→ Available data:

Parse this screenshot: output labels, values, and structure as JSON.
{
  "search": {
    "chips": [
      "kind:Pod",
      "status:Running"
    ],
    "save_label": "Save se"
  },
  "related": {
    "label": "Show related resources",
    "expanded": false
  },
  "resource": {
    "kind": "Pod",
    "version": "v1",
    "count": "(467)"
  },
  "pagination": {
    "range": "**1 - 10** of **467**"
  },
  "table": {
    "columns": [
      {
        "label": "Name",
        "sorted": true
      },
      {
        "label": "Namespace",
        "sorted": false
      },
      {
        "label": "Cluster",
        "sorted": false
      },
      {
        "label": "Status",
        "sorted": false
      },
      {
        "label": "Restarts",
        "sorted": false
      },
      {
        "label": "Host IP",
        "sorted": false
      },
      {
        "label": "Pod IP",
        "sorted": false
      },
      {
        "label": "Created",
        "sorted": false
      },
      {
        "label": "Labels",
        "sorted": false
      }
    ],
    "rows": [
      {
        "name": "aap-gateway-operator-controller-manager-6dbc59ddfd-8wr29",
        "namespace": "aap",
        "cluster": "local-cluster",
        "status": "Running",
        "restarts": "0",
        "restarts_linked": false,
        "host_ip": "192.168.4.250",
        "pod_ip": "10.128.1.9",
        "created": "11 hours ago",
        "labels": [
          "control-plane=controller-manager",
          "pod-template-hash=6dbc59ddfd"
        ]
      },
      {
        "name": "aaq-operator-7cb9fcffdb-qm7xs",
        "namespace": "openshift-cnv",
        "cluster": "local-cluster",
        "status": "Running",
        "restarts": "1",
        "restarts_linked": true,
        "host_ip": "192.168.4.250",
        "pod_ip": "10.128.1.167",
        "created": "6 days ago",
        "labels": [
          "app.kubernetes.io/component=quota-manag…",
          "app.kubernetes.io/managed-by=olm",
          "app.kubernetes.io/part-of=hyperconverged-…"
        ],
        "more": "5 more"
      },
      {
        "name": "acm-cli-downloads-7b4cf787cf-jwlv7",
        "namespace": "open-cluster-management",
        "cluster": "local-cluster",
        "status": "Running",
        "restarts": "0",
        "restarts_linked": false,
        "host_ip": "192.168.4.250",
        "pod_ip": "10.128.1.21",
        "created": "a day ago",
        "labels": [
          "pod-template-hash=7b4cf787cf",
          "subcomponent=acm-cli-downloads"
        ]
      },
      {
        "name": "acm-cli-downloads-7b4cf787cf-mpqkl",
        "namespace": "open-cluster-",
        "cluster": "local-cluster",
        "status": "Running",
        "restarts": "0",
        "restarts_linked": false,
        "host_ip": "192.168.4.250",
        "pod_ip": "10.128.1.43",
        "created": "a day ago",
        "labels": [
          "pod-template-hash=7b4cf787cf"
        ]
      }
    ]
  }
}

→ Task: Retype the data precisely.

→ Response below:
Parse this screenshot: output labels, values, and structure as JSON.
{
  "search": {
    "chips": [
      "kind:Pod",
      "status:Running"
    ],
    "save_label": "Save se"
  },
  "related": {
    "label": "Show related resources",
    "expanded": false
  },
  "resource": {
    "kind": "Pod",
    "version": "v1",
    "count": "(467)"
  },
  "pagination": {
    "range": "**1 - 10** of **467**"
  },
  "table": {
    "columns": [
      {
        "label": "Name",
        "sorted": true
      },
      {
        "label": "Namespace",
        "sorted": false
      },
      {
        "label": "Cluster",
        "sorted": false
      },
      {
        "label": "Status",
        "sorted": false
      },
      {
        "label": "Restarts",
        "sorted": false
      },
      {
        "label": "Host IP",
        "sorted": false
      },
      {
        "label": "Pod IP",
        "sorted": false
      },
      {
        "label": "Created",
        "sorted": false
      },
      {
        "label": "Labels",
        "sorted": false
      }
    ],
    "rows": [
      {
        "name": "aap-gateway-operator-controller-manager-6dbc59ddfd-8wr29",
        "namespace": "aap",
        "cluster": "local-cluster",
        "status": "Running",
        "restarts": "0",
        "restarts_linked": false,
        "host_ip": "192.168.4.250",
        "pod_ip": "10.128.1.9",
        "created": "11 hours ago",
        "labels": [
          "control-plane=controller-manager",
          "pod-template-hash=6dbc59ddfd"
        ]
      },
      {
        "name": "aaq-operator-7cb9fcffdb-qm7xs",
        "namespace": "openshift-cnv",
        "cluster": "local-cluster",
        "status": "Running",
        "restarts": "1",
        "restarts_linked": true,
        "host_ip": "192.168.4.250",
        "pod_ip": "10.128.1.167",
        "created": "6 days ago",
        "labels": [
          "app.kubernetes.io/component=quota-manag…",
          "app.kubernetes.io/managed-by=olm",
          "app.kubernetes.io/part-of=hyperconverged-…"
        ],
        "more": "5 more"
      },
      {
        "name": "acm-cli-downloads-7b4cf787cf-jwlv7",
        "namespace": "open-cluster-management",
        "cluster": "local-cluster",
        "status": "Running",
        "restarts": "0",
        "restarts_linked": false,
        "host_ip": "192.168.4.250",
        "pod_ip": "10.128.1.21",
        "created": "a day ago",
        "labels": [
          "pod-template-hash=7b4cf787cf",
          "subcomponent=acm-cli-downloads"
        ]
      },
      {
        "name": "acm-cli-downloads-7b4cf787cf-mpqkl",
        "namespace": "open-cluster-",
        "cluster": "local-cluster",
        "status": "Running",
        "restarts": "0",
        "restarts_linked": false,
        "host_ip": "192.168.4.250",
        "pod_ip": "10.128.1.43",
        "created": "a day ago",
        "labels": [
          "pod-template-hash=7b4cf787cf"
        ]
      }
    ]
  }
}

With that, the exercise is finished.